A few weeks ago, I managed to catch the Alexander McQueen exhibit at the Met, two days before it closed. In total, approximately 660,000 people visited the show during its run, and in the final weeks, some waited as many as six hours to get in. My total wait time of 1 hour and 52 minutes was modest in comparison.
I was struck by the ambiance of the main atrium of the Met, around which the massive line wrapped twice, so I caught some of the noise on tape. It got me thinking about the mental experience of hundreds of people waiting in a line:
Using a modern accessory (a mirrored iPhone case) to touch up a vintage ensemble. Credit: Spike McCue
This June, there have been lots of celebrations in New York that had its attendees trotting out some of the greatest, wildest and (in some cases) naked-est costumes all year.
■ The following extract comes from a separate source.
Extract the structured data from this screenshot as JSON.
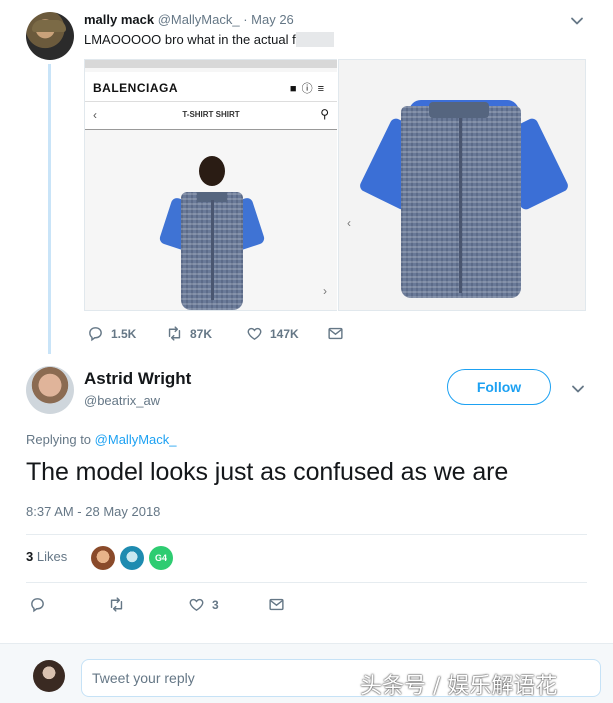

Between the Pride Parade and Governors Island’s Jazz Age Lawn Party (both this past weekend), and the Coney Island Mermaid Parade, there have been many opportunities to dress up, show off and mug for the camera.
I wasn’t able to hit the Pride or Mermaid parades this year, but I did get to spend yesterday’s lovely afternoon being transported to the roaring twenties, complete with a swinging band, Charleston dancing and the requisite hooch. One of my favorite parts was the journey to the Governors Island ferry: trying to figure out who was headed to the Island, and who just dressed crazy for no reason. I caught a couple of elderly folks smiling my way.
Once there, I couldn’t keep my eyes off some ladies’ and gents’ meticulously-crafted costumes. There were adorable older couples who caught fire on the dance floor. Everyone there was in great spirits, complimenting strangers’ outfits and toasting to both an age past, and the new generation that appreciates dressing up in period garb, and retreating to the modern luxury of air conditioning at the day’s end.
Though I missed the Solstice sunset over the Manhattan Bridge tonight, there were a few strange things I came across on a walk through Brooklyn:
- What’s the deal with the enormous, spherical, neon blue sculpture that sits in the front yard of a house on Dean St. in Boerum Hill? I am inclined to ring the doorbells of this brownstone until someone answers. It looks like it belongs in the MoMA, and lights up the street in an eerie glow. I wonder what the neighbors think. It’s very cool.
- Sometimes people who live on first floor apartments leave their blinds open and their lights on, so you can see right into their apartments. One of the most grotesque, shocking and enigmatic displays I’ve ever witnessed: an intense doll collection. Floor to ceiling, shelves filled with Barbies, American Girl Dolls, Laura Ashley figures, and more, all still in their boxes, and a sheet of plastic “protecting” (?) them from–er–danger? Theft? This brings up so many questions. Who is this person? Are they young or old? Gasp–what if it’s a dude? The mystery continues.
Update: Apparently, the folks over at The Hairpin also had massive doll collections on the mind today.
- This is less creepy-weird and more awesome-weird: today, Nick Franglen, of the band Lemon Jelly, played a 24-hour improvised piece underneath the Manhattan Bridge. He played the theremin, in collaboration with the ambient noise of the cars and trains. He even set up a sensor to insert a blip of silence in the piece whenever a biker or pedestrian passed over it. A collaborative, sun-saluting hymn. Well done.